After weeks of negotiations, California raisin growers and the industry’s packers have agreed on a price for the 2014 crop: $1,775 a ton, an increase of 7.5% over the previous year.
Raisin Bargaining Association officials were pushing for a higher price, given that the size of this year’s crop is expected to be smaller. Some farmers have estimated the state’s raisin crop may be off by 10% to 40%. But working against them was a bumper raisin crop from their chief foreign competitor, Turkey.
“The RBA Board of Directors made a difficult decision to compromise at the $1,775 per ton price to give our packers as much opportunity to turn around a very weak export market condition that is being driven by a large and questionable quality Turkish sultana crop harvested this year,” said Glen Goto, president of the RBA.
Several raisin farmers said Tuesday that they were somewhat satisified with the price that at least was more than the $1,650 a ton growers received last year.
“A lot of us were shooting for $1,850, but we think the price is a good compromise,” said Michael Kazarian, who farms in the Fowler area. “It could have been a lot less.”
Although the raisin packers and the Raisin Bargaining Association negotiate a price for the crop every year, this year the two sides struggled to come to agreement. To add pressure to the packers, the bargaining association urged all growers to withhold delivering their raisins until a price was set.

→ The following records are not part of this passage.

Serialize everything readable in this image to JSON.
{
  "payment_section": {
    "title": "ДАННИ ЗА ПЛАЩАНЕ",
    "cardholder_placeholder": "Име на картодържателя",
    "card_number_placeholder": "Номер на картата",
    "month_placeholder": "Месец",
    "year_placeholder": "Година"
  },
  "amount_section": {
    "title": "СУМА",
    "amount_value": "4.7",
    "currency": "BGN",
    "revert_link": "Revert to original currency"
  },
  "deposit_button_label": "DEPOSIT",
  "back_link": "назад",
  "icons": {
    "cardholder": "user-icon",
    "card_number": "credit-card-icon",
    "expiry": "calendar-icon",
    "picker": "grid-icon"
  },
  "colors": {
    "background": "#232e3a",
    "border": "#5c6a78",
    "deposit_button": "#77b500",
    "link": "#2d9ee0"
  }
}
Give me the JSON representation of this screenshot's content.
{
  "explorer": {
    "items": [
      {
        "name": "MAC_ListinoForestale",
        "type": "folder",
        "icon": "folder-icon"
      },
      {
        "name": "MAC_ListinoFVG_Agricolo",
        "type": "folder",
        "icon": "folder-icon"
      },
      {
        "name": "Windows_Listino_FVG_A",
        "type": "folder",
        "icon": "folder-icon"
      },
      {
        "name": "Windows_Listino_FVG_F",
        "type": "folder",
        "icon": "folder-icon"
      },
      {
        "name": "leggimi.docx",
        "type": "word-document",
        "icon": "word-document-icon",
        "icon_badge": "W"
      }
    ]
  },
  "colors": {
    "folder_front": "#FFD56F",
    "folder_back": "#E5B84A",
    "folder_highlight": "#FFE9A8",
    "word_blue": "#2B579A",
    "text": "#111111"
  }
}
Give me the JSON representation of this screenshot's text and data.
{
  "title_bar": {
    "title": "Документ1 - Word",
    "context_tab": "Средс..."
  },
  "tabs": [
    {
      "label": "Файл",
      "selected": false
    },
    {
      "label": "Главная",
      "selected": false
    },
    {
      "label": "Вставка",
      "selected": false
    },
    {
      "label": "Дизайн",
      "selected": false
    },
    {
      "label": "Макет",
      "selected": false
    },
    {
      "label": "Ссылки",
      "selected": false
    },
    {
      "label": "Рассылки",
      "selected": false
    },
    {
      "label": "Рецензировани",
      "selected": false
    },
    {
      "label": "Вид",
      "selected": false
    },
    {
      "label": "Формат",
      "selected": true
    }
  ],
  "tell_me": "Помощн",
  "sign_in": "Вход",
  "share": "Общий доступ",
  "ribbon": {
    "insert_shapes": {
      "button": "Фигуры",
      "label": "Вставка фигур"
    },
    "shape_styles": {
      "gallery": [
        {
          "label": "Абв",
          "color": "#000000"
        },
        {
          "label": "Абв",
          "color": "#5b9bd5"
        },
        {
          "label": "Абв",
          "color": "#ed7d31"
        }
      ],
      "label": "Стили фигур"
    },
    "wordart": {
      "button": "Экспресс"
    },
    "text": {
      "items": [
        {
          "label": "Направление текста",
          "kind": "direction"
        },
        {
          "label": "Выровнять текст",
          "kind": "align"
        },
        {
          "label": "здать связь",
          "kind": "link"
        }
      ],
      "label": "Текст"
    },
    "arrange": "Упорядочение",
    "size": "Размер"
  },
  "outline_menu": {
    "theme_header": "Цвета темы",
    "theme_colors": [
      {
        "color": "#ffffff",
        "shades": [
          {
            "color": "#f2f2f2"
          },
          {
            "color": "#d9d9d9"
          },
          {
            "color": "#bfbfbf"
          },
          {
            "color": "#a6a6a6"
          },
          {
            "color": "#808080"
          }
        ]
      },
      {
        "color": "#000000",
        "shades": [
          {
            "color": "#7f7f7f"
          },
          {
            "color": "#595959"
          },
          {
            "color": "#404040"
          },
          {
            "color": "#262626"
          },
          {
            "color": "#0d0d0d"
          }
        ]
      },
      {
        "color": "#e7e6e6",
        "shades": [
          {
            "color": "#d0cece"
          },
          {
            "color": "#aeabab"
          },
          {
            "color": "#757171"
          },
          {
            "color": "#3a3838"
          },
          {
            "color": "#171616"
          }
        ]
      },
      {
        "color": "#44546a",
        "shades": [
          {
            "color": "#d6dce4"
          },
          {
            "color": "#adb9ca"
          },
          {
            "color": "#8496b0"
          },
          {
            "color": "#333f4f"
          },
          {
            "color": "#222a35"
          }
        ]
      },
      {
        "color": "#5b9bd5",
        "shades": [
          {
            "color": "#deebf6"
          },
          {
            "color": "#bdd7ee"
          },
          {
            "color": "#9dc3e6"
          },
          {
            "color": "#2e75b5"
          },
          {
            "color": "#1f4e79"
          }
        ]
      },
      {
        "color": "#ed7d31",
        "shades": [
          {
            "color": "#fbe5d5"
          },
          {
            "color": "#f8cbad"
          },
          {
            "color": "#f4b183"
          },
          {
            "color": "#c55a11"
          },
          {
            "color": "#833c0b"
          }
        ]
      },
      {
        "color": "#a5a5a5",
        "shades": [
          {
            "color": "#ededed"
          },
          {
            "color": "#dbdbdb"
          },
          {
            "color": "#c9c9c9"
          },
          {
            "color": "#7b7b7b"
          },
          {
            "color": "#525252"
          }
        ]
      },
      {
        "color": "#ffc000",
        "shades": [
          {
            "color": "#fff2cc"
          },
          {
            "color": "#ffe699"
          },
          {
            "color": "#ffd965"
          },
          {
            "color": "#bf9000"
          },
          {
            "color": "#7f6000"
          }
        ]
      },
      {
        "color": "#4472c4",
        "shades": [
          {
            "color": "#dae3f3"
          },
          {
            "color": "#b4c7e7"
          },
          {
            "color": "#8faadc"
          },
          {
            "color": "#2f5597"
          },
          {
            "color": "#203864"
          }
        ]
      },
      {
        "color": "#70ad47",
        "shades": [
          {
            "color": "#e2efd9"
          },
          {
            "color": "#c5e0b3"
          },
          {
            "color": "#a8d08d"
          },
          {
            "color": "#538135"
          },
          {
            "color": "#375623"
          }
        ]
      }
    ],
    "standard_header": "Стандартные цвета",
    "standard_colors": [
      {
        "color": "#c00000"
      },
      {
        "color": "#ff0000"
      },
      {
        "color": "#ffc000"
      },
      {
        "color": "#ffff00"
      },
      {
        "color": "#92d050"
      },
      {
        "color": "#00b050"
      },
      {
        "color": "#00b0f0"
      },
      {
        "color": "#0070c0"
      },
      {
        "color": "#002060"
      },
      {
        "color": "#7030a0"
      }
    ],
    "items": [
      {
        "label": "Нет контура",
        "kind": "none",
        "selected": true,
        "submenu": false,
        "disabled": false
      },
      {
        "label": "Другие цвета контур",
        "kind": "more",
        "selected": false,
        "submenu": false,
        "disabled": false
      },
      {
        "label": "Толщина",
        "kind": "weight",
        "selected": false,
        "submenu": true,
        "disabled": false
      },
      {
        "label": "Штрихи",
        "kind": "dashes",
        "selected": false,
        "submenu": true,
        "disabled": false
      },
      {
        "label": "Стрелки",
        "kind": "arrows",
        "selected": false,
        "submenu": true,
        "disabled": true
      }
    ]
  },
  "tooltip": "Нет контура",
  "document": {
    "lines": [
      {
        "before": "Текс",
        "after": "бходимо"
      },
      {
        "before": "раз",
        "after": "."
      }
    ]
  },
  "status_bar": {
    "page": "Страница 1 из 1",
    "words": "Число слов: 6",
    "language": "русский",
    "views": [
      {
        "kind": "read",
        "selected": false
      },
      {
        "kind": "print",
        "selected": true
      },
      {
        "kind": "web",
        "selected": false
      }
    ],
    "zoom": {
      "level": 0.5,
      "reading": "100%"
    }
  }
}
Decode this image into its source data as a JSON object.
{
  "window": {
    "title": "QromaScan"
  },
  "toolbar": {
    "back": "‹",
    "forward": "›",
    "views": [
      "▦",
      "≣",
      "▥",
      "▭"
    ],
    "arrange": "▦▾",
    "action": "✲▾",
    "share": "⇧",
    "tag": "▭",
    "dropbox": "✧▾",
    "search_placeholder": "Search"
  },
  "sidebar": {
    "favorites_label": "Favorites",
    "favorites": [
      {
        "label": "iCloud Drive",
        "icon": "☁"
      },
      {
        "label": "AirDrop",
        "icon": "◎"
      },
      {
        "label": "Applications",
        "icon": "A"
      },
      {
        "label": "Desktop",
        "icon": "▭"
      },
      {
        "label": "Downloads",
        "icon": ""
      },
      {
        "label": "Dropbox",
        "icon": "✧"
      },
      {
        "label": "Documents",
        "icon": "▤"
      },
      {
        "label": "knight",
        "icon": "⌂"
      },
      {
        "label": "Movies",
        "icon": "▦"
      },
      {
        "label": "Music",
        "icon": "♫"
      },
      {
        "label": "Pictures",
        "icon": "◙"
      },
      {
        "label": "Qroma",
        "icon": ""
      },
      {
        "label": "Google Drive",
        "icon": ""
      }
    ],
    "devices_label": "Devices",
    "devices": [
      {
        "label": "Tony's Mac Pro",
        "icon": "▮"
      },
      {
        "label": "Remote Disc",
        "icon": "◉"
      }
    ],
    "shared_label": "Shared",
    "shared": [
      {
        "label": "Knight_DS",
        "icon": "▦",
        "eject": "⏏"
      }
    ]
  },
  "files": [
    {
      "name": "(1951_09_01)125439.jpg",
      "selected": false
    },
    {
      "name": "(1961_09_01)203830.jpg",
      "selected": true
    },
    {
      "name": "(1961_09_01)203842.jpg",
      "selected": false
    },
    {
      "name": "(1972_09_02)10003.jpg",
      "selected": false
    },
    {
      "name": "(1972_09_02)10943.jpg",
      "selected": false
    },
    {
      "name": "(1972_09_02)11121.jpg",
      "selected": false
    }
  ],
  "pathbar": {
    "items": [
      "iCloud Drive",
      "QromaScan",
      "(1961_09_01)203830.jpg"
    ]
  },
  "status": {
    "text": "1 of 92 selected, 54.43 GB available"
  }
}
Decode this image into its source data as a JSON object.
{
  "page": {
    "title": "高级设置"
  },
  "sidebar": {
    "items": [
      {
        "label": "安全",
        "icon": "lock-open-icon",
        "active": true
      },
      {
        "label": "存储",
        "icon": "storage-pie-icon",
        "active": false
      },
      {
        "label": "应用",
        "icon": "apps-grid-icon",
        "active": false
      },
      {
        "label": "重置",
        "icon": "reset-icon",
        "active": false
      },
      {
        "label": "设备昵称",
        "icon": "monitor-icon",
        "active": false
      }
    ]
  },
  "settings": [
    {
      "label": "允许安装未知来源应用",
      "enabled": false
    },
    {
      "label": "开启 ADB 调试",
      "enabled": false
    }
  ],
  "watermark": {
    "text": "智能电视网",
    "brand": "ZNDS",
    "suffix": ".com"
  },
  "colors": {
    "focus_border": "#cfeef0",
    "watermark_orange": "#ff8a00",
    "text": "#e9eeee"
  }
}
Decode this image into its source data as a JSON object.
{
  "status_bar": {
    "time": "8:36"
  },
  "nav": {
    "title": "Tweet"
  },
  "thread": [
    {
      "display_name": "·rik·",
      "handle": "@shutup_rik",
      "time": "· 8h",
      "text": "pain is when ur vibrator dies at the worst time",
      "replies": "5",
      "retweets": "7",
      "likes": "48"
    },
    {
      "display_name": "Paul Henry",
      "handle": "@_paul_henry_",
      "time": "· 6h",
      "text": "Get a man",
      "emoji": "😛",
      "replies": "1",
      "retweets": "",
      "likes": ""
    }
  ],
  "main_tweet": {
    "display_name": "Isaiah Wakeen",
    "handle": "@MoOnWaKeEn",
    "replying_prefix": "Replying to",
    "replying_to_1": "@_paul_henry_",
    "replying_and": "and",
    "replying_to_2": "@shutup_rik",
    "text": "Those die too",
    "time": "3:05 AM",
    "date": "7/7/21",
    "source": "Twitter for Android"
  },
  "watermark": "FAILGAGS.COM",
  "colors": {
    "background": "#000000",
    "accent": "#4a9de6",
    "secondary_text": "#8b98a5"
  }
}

The tactic, however, didn’t have as strong an impact as the association wanted.
Many independent growers, or those not belonging to the association, delivered their raisins to the packing houses. The RBA represents about one third of the industry’s growers. The other two-thirds of the industry is made up of independent packers and Sun-Maid Growers, a raisin cooperative.
“Without a unified grower group, the guys delivering to the packers undermined our efforts to get a higher price,” Kazarian said.
Raisin grower Harvey Singh said that while he too, was hoping for a higher price, he at least hopes that the price gets buyers interested in this year’s crop. And he doubts that the price will stop growers from leaving the industry to farm higher-value crops.
Singh, whose family has been farming raisins for 45 years, said he too will replant a portion of his raisin ranch with almonds and citrus. His raisin acres in Fowler will remain.
“We make good raisins in Fowler and we will continue that,” Singh said. “But it is time to diversify, there are other crops out there that are also making money, like nuts and citrus.”
As part of the price agreement with the raisin industry packers, growers will be paid in three installments as they were last year.